The study aim was to evaluate the implementation of group- and home-based exercise falls prevention programs delivered through community health agencies to community-dwelling older people. Interviews with program staff were guided by the Diffusion of Innovations theory. Highly consistent themes emerged for the two types of programs. Both had high overall compatibility, high relative advantage, good observability and high inherent trialability—all factors known to strengthen implementation. The level of complexity and low financial compatibility emerged as the strongest potential inhibitors to program implementation in the context examined. The two main factors contributing to complexity were the need to challenge balance safely across a broad range of capability, and practical considerations associated with program delivery.A range of strategies to provide more technical support for exercise program leaders to tailor balance challenge for exercise program leaders may enhance implementation of falls prevention exercise programs.
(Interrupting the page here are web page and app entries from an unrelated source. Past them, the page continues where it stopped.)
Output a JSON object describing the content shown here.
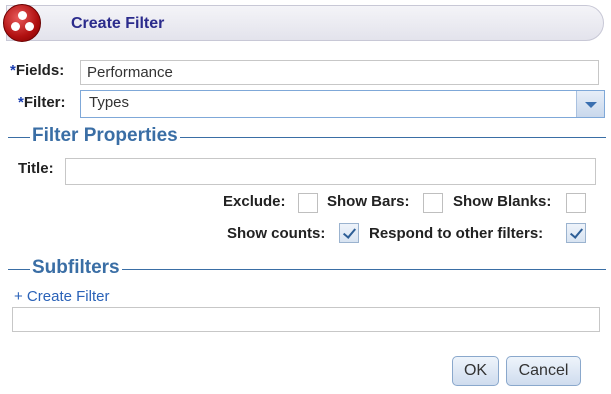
{
  "dialog": {
    "title": "Create Filter"
  },
  "form": {
    "required_marker": "*",
    "fields_label": "Fields:",
    "fields_value": "Performance",
    "filter_label": "Filter:",
    "filter_value": "Types"
  },
  "filter_properties": {
    "heading": "Filter Properties",
    "title_label": "Title:",
    "title_value": "",
    "exclude_label": "Exclude:",
    "exclude_checked": false,
    "show_bars_label": "Show Bars:",
    "show_bars_checked": false,
    "show_blanks_label": "Show Blanks:",
    "show_blanks_checked": false,
    "show_counts_label": "Show counts:",
    "show_counts_checked": true,
    "respond_label": "Respond to other filters:",
    "respond_checked": true
  },
  "subfilters": {
    "heading": "Subfilters",
    "create_link": "+ Create Filter"
  },
  "buttons": {
    "ok": "OK",
    "cancel": "Cancel"
  },
  "icons": {
    "logo": "app-logo-icon",
    "dropdown": "chevron-down-icon"
  },
  "colors": {
    "accent": "#3a6ea5",
    "title_text": "#2b2b8c",
    "required": "#1a3cb0"
  }
}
Day and Trotter are with the Falls Prevention Research Unit, Monash Injury Research Institute, Monash University, Melbourne, Australia. Donaldson and Finch are with the Australian Centre for Research into Injury in Sport and its Prevention, Federation University, Ballarat, Australia. Hill is with the School of Physiotherapy and Exercise Science, Curtin University, Bentley, Australia.